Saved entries
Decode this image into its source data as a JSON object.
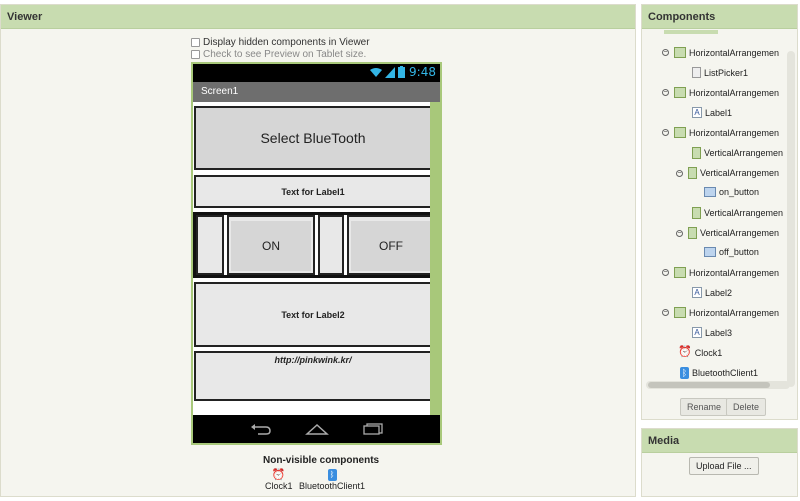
{
  "viewer": {
    "title": "Viewer",
    "option_hidden": "Display hidden components in Viewer",
    "option_tablet": "Check to see Preview on Tablet size.",
    "status_time": "9:48",
    "screen_title": "Screen1",
    "select_button": "Select BlueTooth",
    "label1": "Text for Label1",
    "on_button": "ON",
    "off_button": "OFF",
    "label2": "Text for Label2",
    "label3": "http://pinkwink.kr/",
    "nonvisible_title": "Non-visible components",
    "nonvisible": [
      {
        "label": "Clock1",
        "icon": "clock-icon"
      },
      {
        "label": "BluetoothClient1",
        "icon": "bluetooth-icon"
      }
    ]
  },
  "components": {
    "title": "Components",
    "tree": [
      {
        "label": "HorizontalArrangemen",
        "icon": "horizontal-arrangement-icon",
        "toggle": "⊖"
      },
      {
        "label": "ListPicker1",
        "icon": "listpicker-icon",
        "toggle": ""
      },
      {
        "label": "HorizontalArrangemen",
        "icon": "horizontal-arrangement-icon",
        "toggle": "⊖"
      },
      {
        "label": "Label1",
        "icon": "label-icon",
        "toggle": ""
      },
      {
        "label": "HorizontalArrangemen",
        "icon": "horizontal-arrangement-icon",
        "toggle": "⊖"
      },
      {
        "label": "VerticalArrangemen",
        "icon": "vertical-arrangement-icon",
        "toggle": ""
      },
      {
        "label": "VerticalArrangemen",
        "icon": "vertical-arrangement-icon",
        "toggle": "⊖"
      },
      {
        "label": "on_button",
        "icon": "button-icon",
        "toggle": ""
      },
      {
        "label": "VerticalArrangemen",
        "icon": "vertical-arrangement-icon",
        "toggle": ""
      },
      {
        "label": "VerticalArrangemen",
        "icon": "vertical-arrangement-icon",
        "toggle": "⊖"
      },
      {
        "label": "off_button",
        "icon": "button-icon",
        "toggle": ""
      },
      {
        "label": "HorizontalArrangemen",
        "icon": "horizontal-arrangement-icon",
        "toggle": "⊖"
      },
      {
        "label": "Label2",
        "icon": "label-icon",
        "toggle": ""
      },
      {
        "label": "HorizontalArrangemen",
        "icon": "horizontal-arrangement-icon",
        "toggle": "⊖"
      },
      {
        "label": "Label3",
        "icon": "label-icon",
        "toggle": ""
      },
      {
        "label": "Clock1",
        "icon": "clock-icon",
        "toggle": ""
      },
      {
        "label": "BluetoothClient1",
        "icon": "bluetooth-icon",
        "toggle": ""
      }
    ],
    "rename_label": "Rename",
    "delete_label": "Delete"
  },
  "media": {
    "title": "Media",
    "upload_label": "Upload File ..."
  },
  "colors": {
    "header_green": "#c8dcb0",
    "phone_border": "#a8c87a",
    "status_blue": "#33b5e5"
  }
}
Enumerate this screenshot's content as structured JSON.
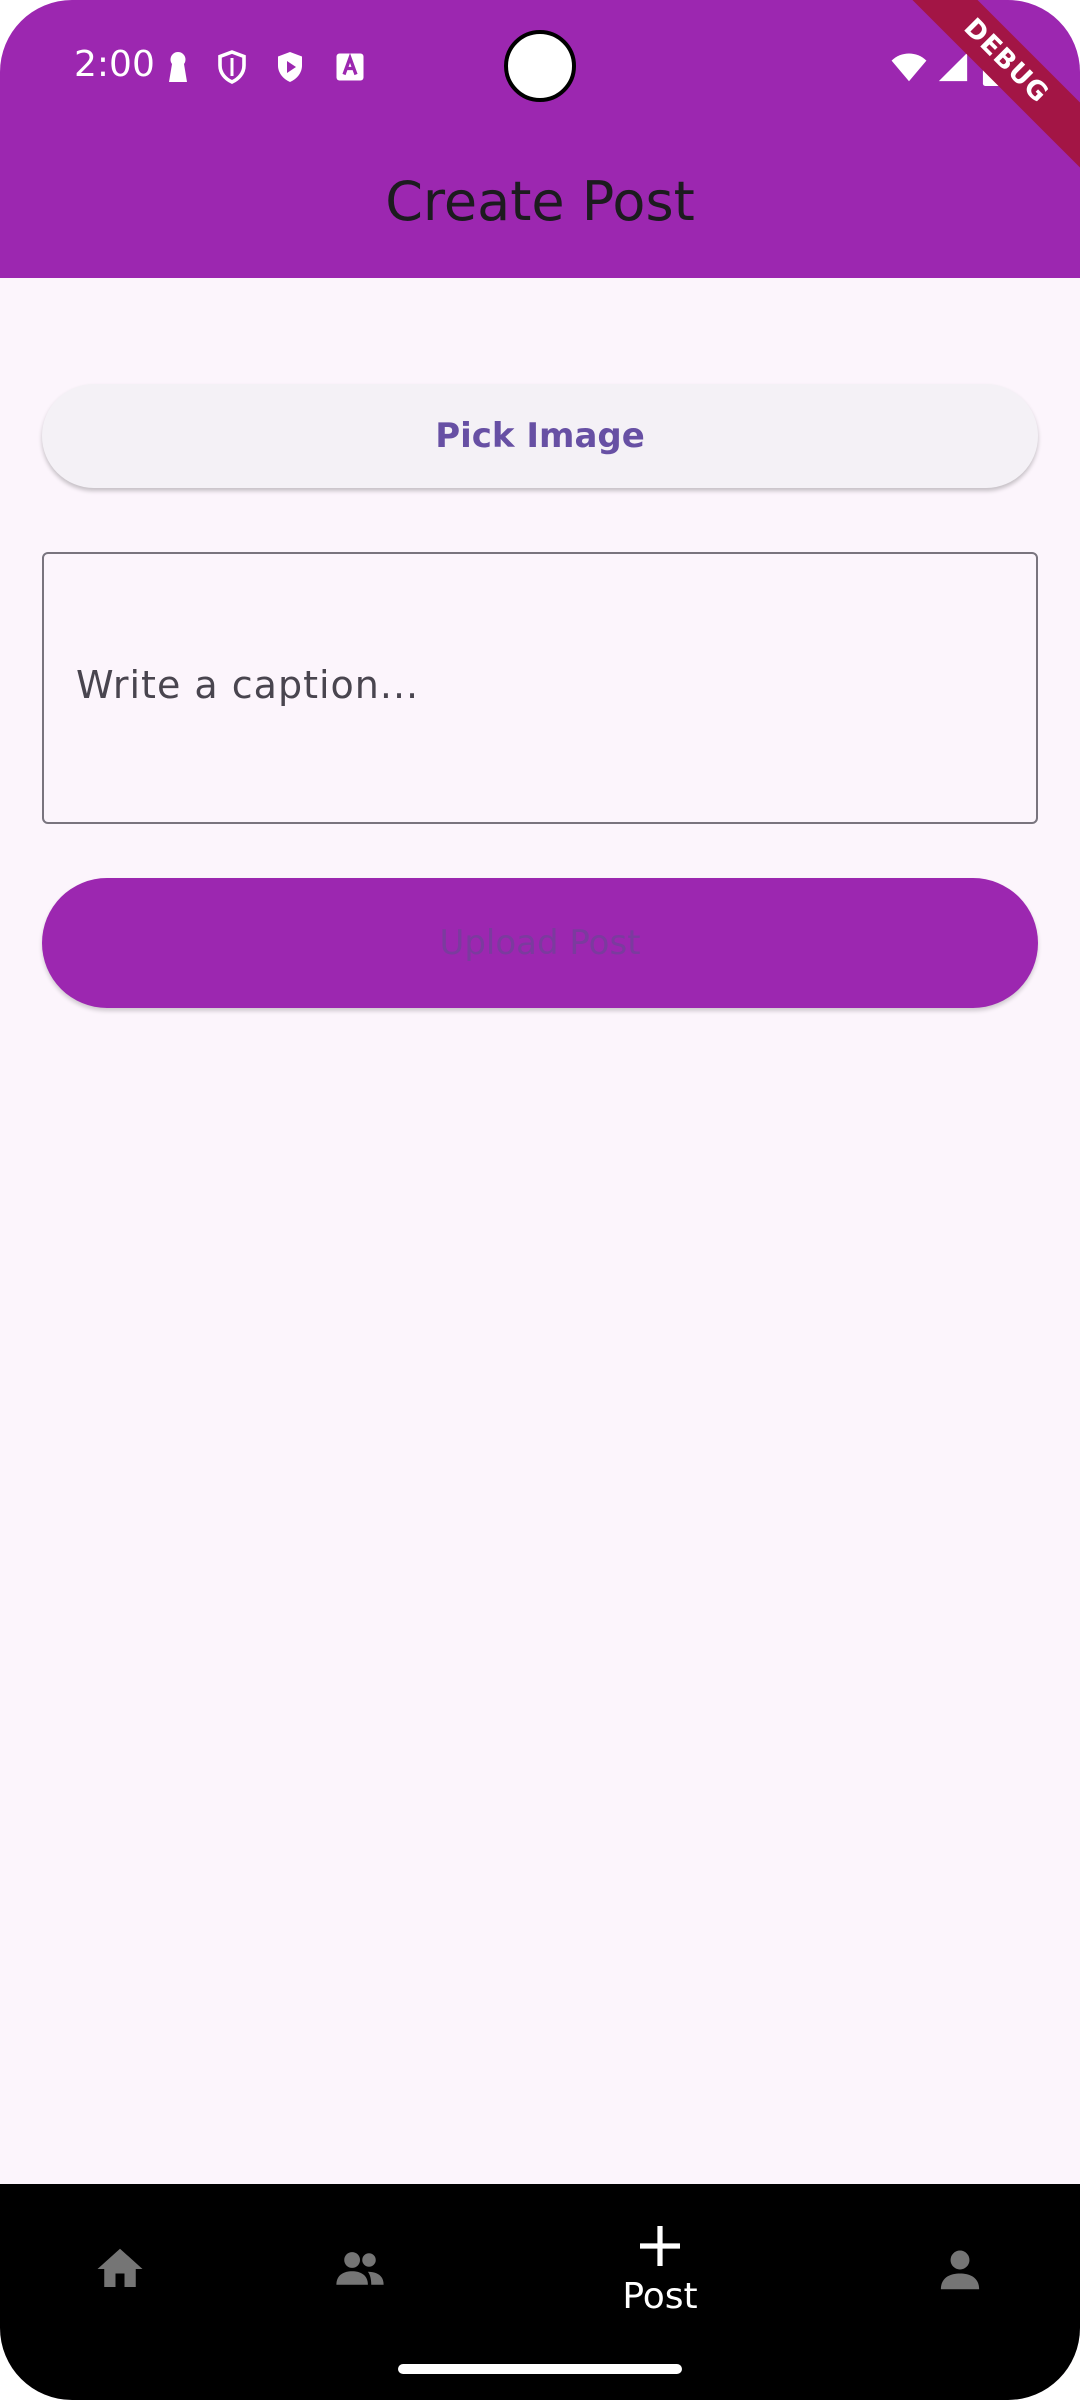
{
  "status_bar": {
    "time": "2:00",
    "debug_banner": "DEBUG"
  },
  "header": {
    "title": "Create Post"
  },
  "form": {
    "pick_image_label": "Pick Image",
    "caption_placeholder": "Write a caption...",
    "caption_value": "",
    "upload_label": "Upload Post"
  },
  "bottom_nav": {
    "items": [
      {
        "icon": "home-icon",
        "label": ""
      },
      {
        "icon": "people-icon",
        "label": ""
      },
      {
        "icon": "add-icon",
        "label": "Post"
      },
      {
        "icon": "person-icon",
        "label": ""
      }
    ],
    "active_index": 2
  },
  "colors": {
    "app_bar": "#9c27b0",
    "background": "#fcf5fc",
    "pick_button_text": "#6750a4",
    "bottom_nav": "#000000"
  }
}
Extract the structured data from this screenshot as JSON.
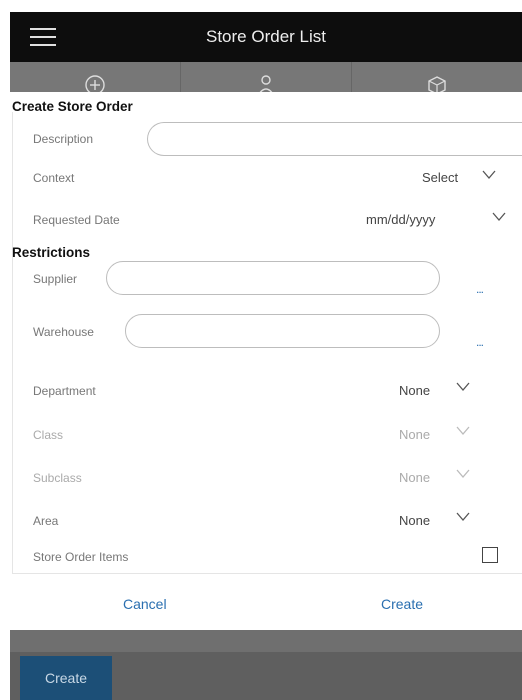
{
  "header": {
    "title": "Store Order List"
  },
  "dialog": {
    "section_create": "Create Store Order",
    "section_restrictions": "Restrictions",
    "fields": {
      "description": {
        "label": "Description",
        "value": ""
      },
      "context": {
        "label": "Context",
        "value": "Select"
      },
      "requested_date": {
        "label": "Requested Date",
        "value": "mm/dd/yyyy"
      },
      "supplier": {
        "label": "Supplier",
        "value": "",
        "lookup": "..."
      },
      "warehouse": {
        "label": "Warehouse",
        "value": "",
        "lookup": "..."
      },
      "department": {
        "label": "Department",
        "value": "None"
      },
      "class": {
        "label": "Class",
        "value": "None"
      },
      "subclass": {
        "label": "Subclass",
        "value": "None"
      },
      "area": {
        "label": "Area",
        "value": "None"
      },
      "store_order_items": {
        "label": "Store Order Items",
        "checked": false
      }
    },
    "cancel_label": "Cancel",
    "create_label": "Create"
  },
  "background": {
    "create_button_label": "Create"
  },
  "colors": {
    "link": "#2a6fb0",
    "header_bg": "#0d0d0d",
    "primary_button": "#1c4f77"
  }
}
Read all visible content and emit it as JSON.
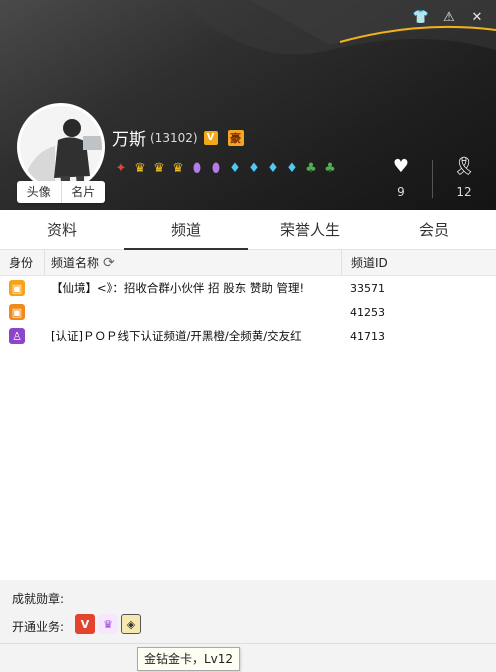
{
  "window": {
    "icons": [
      "shirt-icon",
      "warning-icon",
      "close-icon"
    ]
  },
  "profile": {
    "avatar_button": "头像",
    "card_button": "名片",
    "name": "万斯",
    "uid": "(13102)",
    "v_badge": "V",
    "hao_badge": "豪",
    "medals": [
      "wing-badge",
      "crown",
      "crown",
      "crown",
      "shield",
      "shield",
      "diamond",
      "diamond",
      "diamond",
      "diamond",
      "clover",
      "clover"
    ],
    "likes": "9",
    "awards": "12"
  },
  "tabs": [
    {
      "label": "资料"
    },
    {
      "label": "频道",
      "active": true
    },
    {
      "label": "荣誉人生"
    },
    {
      "label": "会员"
    }
  ],
  "table": {
    "headers": {
      "role": "身份",
      "name": "频道名称",
      "id": "频道ID"
    },
    "rows": [
      {
        "role_icon": "gift-icon",
        "name": "【仙境】<》：招收合群小伙伴  招  股东  赞助  管理!",
        "id": "33571"
      },
      {
        "role_icon": "gift-icon",
        "name": "",
        "id": "41253"
      },
      {
        "role_icon": "member-icon",
        "name": "[认证]ＰＯＰ线下认证频道/开黑橙/全频黄/交友红",
        "id": "41713"
      }
    ]
  },
  "footer": {
    "achievements_label": "成就勋章:",
    "services_label": "开通业务:",
    "services": [
      "v-service-icon",
      "purple-service-icon",
      "gold-diamond-card-icon"
    ],
    "tooltip": "金钻金卡，Lv12"
  },
  "colors": {
    "header_bg": "#1f1f1f",
    "gold_accent": "#f2b21c"
  }
}
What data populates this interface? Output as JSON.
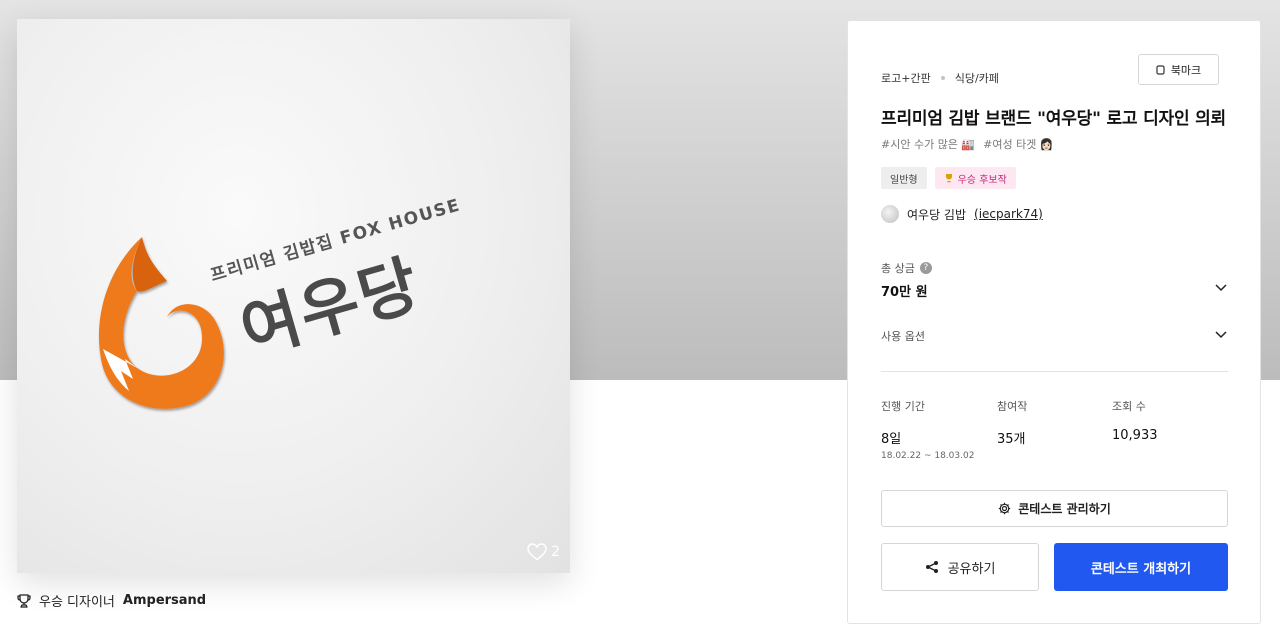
{
  "hero": {
    "artwork": {
      "tagline": "프리미엄 김밥집 FOX HOUSE",
      "brand": "여우당"
    },
    "like_count": "2"
  },
  "winner": {
    "label": "우승 디자이너",
    "name": "Ampersand"
  },
  "card": {
    "breadcrumbs": [
      "로고+간판",
      "식당/카페"
    ],
    "bookmark_label": "북마크",
    "title": "프리미엄 김밥 브랜드 \"여우당\" 로고 디자인 의뢰",
    "tags": [
      "#시안 수가 많은 🏭",
      "#여성 타겟 👩🏻"
    ],
    "badges": {
      "type": "일반형",
      "award": "우승 후보작"
    },
    "owner": {
      "name": "여우당 김밥",
      "handle": "(iecpark74)"
    },
    "prize": {
      "label": "총 상금",
      "value": "70만 원"
    },
    "usage_label": "사용 옵션",
    "stats": {
      "period_label": "진행 기간",
      "period_value": "8일",
      "period_range": "18.02.22 ~ 18.03.02",
      "entries_label": "참여작",
      "entries_value": "35개",
      "views_label": "조회 수",
      "views_value": "10,933"
    },
    "manage_label": "콘테스트 관리하기",
    "share_label": "공유하기",
    "host_label": "콘테스트 개최하기"
  },
  "colors": {
    "primary": "#2159f0",
    "fox_orange": "#ee7a1f",
    "award_pink": "#c8237a"
  },
  "icons": [
    "heart-icon",
    "trophy-icon",
    "bookmark-icon",
    "help-icon",
    "chevron-down-icon",
    "gear-icon",
    "share-icon"
  ]
}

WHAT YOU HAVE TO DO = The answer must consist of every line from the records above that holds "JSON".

REPLY TO THE EXERCISE =
Decode this image into its source data as a JSON object.
Enumerate this screenshot's content as structured JSON.
Extract the structured data from this screenshot as JSON.
Read all visible content and emit it as JSON.
What data populates this interface? Output as JSON.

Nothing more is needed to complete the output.